Requirement ▸ From the records below, pull each line that has "JSON".

-- Supplied material follows --

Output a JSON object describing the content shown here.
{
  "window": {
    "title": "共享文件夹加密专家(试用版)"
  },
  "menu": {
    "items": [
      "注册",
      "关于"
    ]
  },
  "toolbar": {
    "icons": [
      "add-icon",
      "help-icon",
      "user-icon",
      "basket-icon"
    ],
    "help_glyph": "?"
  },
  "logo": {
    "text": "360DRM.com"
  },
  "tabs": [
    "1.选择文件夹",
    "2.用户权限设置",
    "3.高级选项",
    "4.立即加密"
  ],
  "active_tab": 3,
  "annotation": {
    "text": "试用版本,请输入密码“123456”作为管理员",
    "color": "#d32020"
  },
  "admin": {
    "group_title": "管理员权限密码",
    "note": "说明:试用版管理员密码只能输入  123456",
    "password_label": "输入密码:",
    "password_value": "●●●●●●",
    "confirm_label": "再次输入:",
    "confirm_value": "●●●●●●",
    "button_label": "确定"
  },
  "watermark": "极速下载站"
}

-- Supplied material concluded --
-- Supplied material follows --

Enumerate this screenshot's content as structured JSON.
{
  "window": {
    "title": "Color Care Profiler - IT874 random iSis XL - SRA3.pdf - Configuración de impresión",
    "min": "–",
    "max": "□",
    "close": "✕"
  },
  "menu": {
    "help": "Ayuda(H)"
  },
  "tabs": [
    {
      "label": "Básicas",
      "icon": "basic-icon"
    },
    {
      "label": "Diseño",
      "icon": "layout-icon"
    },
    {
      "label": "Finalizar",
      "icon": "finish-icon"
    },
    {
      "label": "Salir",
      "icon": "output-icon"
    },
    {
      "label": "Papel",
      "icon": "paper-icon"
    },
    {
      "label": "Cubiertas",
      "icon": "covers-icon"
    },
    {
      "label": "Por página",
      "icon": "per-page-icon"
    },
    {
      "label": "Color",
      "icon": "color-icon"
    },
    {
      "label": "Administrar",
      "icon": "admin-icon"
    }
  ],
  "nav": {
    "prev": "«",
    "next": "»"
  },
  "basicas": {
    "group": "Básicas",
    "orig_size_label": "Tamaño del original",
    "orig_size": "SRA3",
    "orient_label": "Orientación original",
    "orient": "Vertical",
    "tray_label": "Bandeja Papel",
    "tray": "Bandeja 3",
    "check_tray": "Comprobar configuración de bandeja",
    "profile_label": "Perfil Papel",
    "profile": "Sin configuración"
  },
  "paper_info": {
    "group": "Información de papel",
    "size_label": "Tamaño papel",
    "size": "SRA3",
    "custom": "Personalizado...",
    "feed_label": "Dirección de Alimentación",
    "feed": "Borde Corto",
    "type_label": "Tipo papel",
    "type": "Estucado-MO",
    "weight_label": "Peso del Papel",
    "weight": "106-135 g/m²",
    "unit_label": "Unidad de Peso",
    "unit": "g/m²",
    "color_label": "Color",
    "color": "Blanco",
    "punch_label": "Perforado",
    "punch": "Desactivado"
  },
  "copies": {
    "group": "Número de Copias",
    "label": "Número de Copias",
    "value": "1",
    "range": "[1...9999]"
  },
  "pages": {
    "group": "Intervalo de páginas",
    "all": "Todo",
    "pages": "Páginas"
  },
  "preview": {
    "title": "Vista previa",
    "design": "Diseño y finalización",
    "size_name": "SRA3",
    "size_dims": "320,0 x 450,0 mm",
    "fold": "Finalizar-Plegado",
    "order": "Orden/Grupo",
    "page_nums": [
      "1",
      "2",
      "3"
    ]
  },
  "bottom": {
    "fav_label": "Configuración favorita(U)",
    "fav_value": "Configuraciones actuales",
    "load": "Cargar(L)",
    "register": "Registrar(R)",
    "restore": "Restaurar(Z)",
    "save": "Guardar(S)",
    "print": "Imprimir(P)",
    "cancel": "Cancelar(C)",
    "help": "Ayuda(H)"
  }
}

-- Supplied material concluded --
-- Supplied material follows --

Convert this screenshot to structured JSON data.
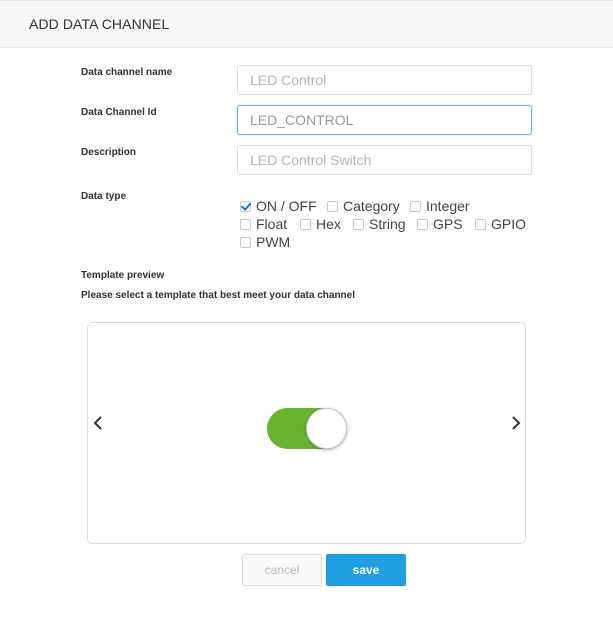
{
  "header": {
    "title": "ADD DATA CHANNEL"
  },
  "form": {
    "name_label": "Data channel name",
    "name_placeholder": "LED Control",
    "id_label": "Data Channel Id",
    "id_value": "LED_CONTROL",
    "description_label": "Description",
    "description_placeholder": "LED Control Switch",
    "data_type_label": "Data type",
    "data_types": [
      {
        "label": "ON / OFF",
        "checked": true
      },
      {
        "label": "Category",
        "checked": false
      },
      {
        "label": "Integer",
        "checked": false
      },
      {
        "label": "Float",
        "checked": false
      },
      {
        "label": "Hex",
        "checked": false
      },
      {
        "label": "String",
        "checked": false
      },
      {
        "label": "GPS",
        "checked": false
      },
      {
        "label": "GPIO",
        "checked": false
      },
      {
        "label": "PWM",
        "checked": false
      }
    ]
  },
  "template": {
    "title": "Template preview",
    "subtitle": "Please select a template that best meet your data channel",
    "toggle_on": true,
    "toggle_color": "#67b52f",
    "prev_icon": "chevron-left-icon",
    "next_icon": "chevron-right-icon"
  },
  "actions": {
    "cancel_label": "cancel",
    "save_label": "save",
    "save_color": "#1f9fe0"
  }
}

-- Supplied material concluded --

Final answer ▸
Output a JSON object describing the content shown here.
Enumerate this screenshot's content as structured JSON.
Convert this screenshot to structured JSON data.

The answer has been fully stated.